↓

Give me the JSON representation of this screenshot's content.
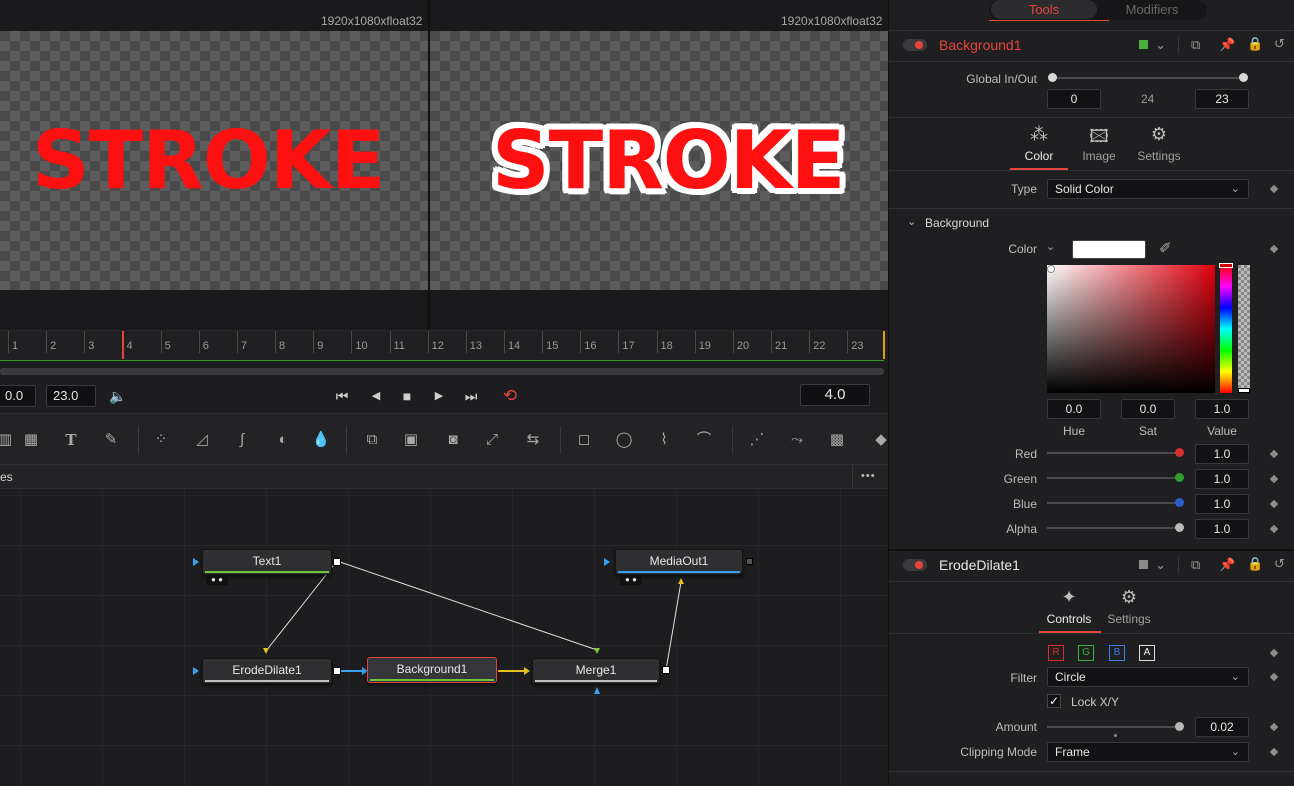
{
  "viewer_left": {
    "resolution": "1920x1080xfloat32",
    "preview_text": "STROKE"
  },
  "viewer_right": {
    "resolution": "1920x1080xfloat32",
    "preview_text": "STROKE"
  },
  "timeline": {
    "ticks": [
      "1",
      "2",
      "3",
      "4",
      "5",
      "6",
      "7",
      "8",
      "9",
      "10",
      "11",
      "12",
      "13",
      "14",
      "15",
      "16",
      "17",
      "18",
      "19",
      "20",
      "21",
      "22",
      "23"
    ],
    "current_frame": "4.0"
  },
  "transport": {
    "start": "0.0",
    "end": "23.0"
  },
  "nodes_panel": {
    "title": "es",
    "more": "•••"
  },
  "nodes": {
    "text1": "Text1",
    "mediaout1": "MediaOut1",
    "erodedilate1": "ErodeDilate1",
    "background1": "Background1",
    "merge1": "Merge1"
  },
  "inspector": {
    "tabs": {
      "tools": "Tools",
      "modifiers": "Modifiers"
    },
    "background_node": {
      "name": "Background1",
      "global_label": "Global In/Out",
      "global_in": "0",
      "global_mid": "24",
      "global_out": "23",
      "subtabs": {
        "color": "Color",
        "image": "Image",
        "settings": "Settings"
      },
      "type_label": "Type",
      "type_value": "Solid Color",
      "section": "Background",
      "color_label": "Color",
      "hue": "0.0",
      "sat": "0.0",
      "value": "1.0",
      "hue_label": "Hue",
      "sat_label": "Sat",
      "value_label": "Value",
      "red_label": "Red",
      "red": "1.0",
      "green_label": "Green",
      "green": "1.0",
      "blue_label": "Blue",
      "blue": "1.0",
      "alpha_label": "Alpha",
      "alpha": "1.0"
    },
    "erode_node": {
      "name": "ErodeDilate1",
      "subtabs": {
        "controls": "Controls",
        "settings": "Settings"
      },
      "channels": [
        "R",
        "G",
        "B",
        "A"
      ],
      "filter_label": "Filter",
      "filter_value": "Circle",
      "lock_label": "Lock X/Y",
      "amount_label": "Amount",
      "amount": "0.02",
      "clip_label": "Clipping Mode",
      "clip_value": "Frame"
    }
  },
  "colors": {
    "accent_red": "#e5453c",
    "green": "#4caf3c",
    "blue": "#2f8ee8",
    "panel": "#1f1f21"
  }
}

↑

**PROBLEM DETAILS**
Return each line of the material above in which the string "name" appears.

**EXPECTED OUTPUT**
      "name": "Background1",
      "name": "ErodeDilate1",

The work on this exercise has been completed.